* _EXERCISE INPUT_:
▼
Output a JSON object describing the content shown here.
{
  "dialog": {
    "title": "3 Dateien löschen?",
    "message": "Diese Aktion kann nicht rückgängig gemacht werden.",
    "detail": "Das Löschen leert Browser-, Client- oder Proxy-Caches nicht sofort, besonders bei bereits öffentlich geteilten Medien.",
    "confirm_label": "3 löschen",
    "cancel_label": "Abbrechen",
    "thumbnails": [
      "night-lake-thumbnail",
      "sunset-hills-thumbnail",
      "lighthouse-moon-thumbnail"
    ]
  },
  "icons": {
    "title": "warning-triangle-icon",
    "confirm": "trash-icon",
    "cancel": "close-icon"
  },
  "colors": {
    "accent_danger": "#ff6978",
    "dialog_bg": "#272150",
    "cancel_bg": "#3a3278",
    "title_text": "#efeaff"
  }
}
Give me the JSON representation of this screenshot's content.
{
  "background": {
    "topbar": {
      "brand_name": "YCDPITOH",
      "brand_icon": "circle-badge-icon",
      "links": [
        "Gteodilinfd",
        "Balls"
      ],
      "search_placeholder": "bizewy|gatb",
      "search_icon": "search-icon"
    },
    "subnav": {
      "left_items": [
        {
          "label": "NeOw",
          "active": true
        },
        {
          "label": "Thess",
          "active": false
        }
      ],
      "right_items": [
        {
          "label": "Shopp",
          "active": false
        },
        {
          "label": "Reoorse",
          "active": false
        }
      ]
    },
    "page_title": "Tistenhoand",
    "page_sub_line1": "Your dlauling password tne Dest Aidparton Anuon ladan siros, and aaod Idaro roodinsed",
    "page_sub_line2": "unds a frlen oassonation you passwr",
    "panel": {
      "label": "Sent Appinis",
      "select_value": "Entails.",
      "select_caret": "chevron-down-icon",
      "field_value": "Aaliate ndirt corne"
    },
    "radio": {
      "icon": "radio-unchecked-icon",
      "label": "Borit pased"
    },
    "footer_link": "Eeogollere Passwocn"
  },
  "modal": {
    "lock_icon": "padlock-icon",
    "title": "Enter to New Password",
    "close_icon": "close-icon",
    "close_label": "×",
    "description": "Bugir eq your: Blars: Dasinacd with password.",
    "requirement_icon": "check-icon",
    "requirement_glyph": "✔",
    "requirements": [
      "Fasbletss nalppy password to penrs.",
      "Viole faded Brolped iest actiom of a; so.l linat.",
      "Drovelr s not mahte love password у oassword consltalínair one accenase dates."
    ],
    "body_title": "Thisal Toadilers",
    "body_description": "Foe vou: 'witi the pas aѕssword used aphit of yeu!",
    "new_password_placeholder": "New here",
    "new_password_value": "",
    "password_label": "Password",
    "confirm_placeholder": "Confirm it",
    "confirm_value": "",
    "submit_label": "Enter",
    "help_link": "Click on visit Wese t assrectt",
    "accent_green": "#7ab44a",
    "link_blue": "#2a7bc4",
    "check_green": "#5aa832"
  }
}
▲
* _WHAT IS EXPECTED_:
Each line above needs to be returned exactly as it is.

* _EXERCISE ANSWER_:
Output a JSON object describing the content shown here.
{
  "dialog": {
    "title": "3 Dateien löschen?",
    "message": "Diese Aktion kann nicht rückgängig gemacht werden.",
    "detail": "Das Löschen leert Browser-, Client- oder Proxy-Caches nicht sofort, besonders bei bereits öffentlich geteilten Medien.",
    "confirm_label": "3 löschen",
    "cancel_label": "Abbrechen",
    "thumbnails": [
      "night-lake-thumbnail",
      "sunset-hills-thumbnail",
      "lighthouse-moon-thumbnail"
    ]
  },
  "icons": {
    "title": "warning-triangle-icon",
    "confirm": "trash-icon",
    "cancel": "close-icon"
  },
  "colors": {
    "accent_danger": "#ff6978",
    "dialog_bg": "#272150",
    "cancel_bg": "#3a3278",
    "title_text": "#efeaff"
  }
}
Give me the JSON representation of this screenshot's content.
{
  "background": {
    "topbar": {
      "brand_name": "YCDPITOH",
      "brand_icon": "circle-badge-icon",
      "links": [
        "Gteodilinfd",
        "Balls"
      ],
      "search_placeholder": "bizewy|gatb",
      "search_icon": "search-icon"
    },
    "subnav": {
      "left_items": [
        {
          "label": "NeOw",
          "active": true
        },
        {
          "label": "Thess",
          "active": false
        }
      ],
      "right_items": [
        {
          "label": "Shopp",
          "active": false
        },
        {
          "label": "Reoorse",
          "active": false
        }
      ]
    },
    "page_title": "Tistenhoand",
    "page_sub_line1": "Your dlauling password tne Dest Aidparton Anuon ladan siros, and aaod Idaro roodinsed",
    "page_sub_line2": "unds a frlen oassonation you passwr",
    "panel": {
      "label": "Sent Appinis",
      "select_value": "Entails.",
      "select_caret": "chevron-down-icon",
      "field_value": "Aaliate ndirt corne"
    },
    "radio": {
      "icon": "radio-unchecked-icon",
      "label": "Borit pased"
    },
    "footer_link": "Eeogollere Passwocn"
  },
  "modal": {
    "lock_icon": "padlock-icon",
    "title": "Enter to New Password",
    "close_icon": "close-icon",
    "close_label": "×",
    "description": "Bugir eq your: Blars: Dasinacd with password.",
    "requirement_icon": "check-icon",
    "requirement_glyph": "✔",
    "requirements": [
      "Fasbletss nalppy password to penrs.",
      "Viole faded Brolped iest actiom of a; so.l linat.",
      "Drovelr s not mahte love password у oassword consltalínair one accenase dates."
    ],
    "body_title": "Thisal Toadilers",
    "body_description": "Foe vou: 'witi the pas aѕssword used aphit of yeu!",
    "new_password_placeholder": "New here",
    "new_password_value": "",
    "password_label": "Password",
    "confirm_placeholder": "Confirm it",
    "confirm_value": "",
    "submit_label": "Enter",
    "help_link": "Click on visit Wese t assrectt",
    "accent_green": "#7ab44a",
    "link_blue": "#2a7bc4",
    "check_green": "#5aa832"
  }
}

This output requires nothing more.